Has anyone ever stolen your research ideas or results, or has someone else’s actions prevented you from patenting your inventions?
I am a master’s student at Hanken School of Economics. I am conducting a study for my master’s thesis related to the phenomenon of idea theft (formally known as misappropriation, which is a form of research misconduct) in Academia. In addition to a literature research, I would like to conduct a small survey (and some possibly interviews) to find out whether idea theft is a common phenomenon in Academia and what kind of consequences misappropriation of research ideas has on collaboration, innovation and patenting.
Research usually involves sharing research ideas with other researchers through collaboration with researchers from the same department or university or from different local and foreign universities. Research ideas can also be shared when writing grant applications and while networking at conferences. At best, this can lead up to a fruitful collaboration and scientific breakthroughs, but at worst the researcher might end up getting ‘scooped’, i.e. their research ideas are stolen by a colleague, a collaborator, a peer-reviewer or someone else who has access to unpublished data. Someone else’s actions can even prevent a researcher from patenting their innovation if the novelty aspect is destroyed. Furthermore, the fear of scooping might reduce the willingness for collaboration and thus affect innovation negatively.
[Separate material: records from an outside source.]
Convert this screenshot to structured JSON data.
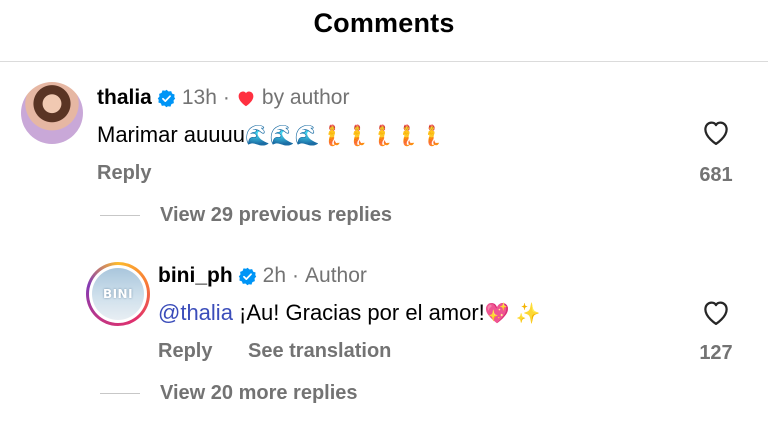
{
  "header": {
    "title": "Comments"
  },
  "comments": [
    {
      "username": "thalia",
      "time": "13h",
      "separator": "·",
      "author_like_text": "by author",
      "text": "Marimar auuuu",
      "emojis": [
        "🌊",
        "🌊",
        "🌊",
        "🧜",
        "🧜",
        "🧜",
        "🧜",
        "🧜"
      ],
      "reply_label": "Reply",
      "like_count": "681",
      "view_replies": "View 29 previous replies"
    },
    {
      "username": "bini_ph",
      "time": "2h",
      "separator": "·",
      "author_badge": "Author",
      "mention": "@thalia",
      "text": " ¡Au! Gracias por el amor!",
      "emojis": [
        "💖",
        "✨"
      ],
      "reply_label": "Reply",
      "translate_label": "See translation",
      "like_count": "127",
      "view_replies": "View 20 more replies"
    }
  ],
  "avatar_logo_text": "BINI",
  "colors": {
    "verified": "#0095f6",
    "heart": "#ff3040",
    "mention": "#3b4dba",
    "muted": "#737373"
  }
}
If you want to help me with my master’s thesis, please to participate in a short anonymous survey by clicking on the hyperlink below (please see the consent message at the end of the email): https://www.webropolsurveys.com/S/79586E53ACAE7B92.par
If you also wish to be interviewed, please email me at email@example.com.
The interviews will be transcripted in the Appendix of the thesis and the interviewees will be referred to as titles, e.g. Doctoral Candidate 1, Professor 1 or as Respondent 1, Responded 2, if wished. As this is a sensitive matter, the names and contact information will be deleted from the data. The interviewees will also have the possibility to view their interview transcripts and to withdraw their interview before the thesis is published.
Master's Degree Programme of Intellectual Property Law
Department of Commercial Law
Hanken School of Economics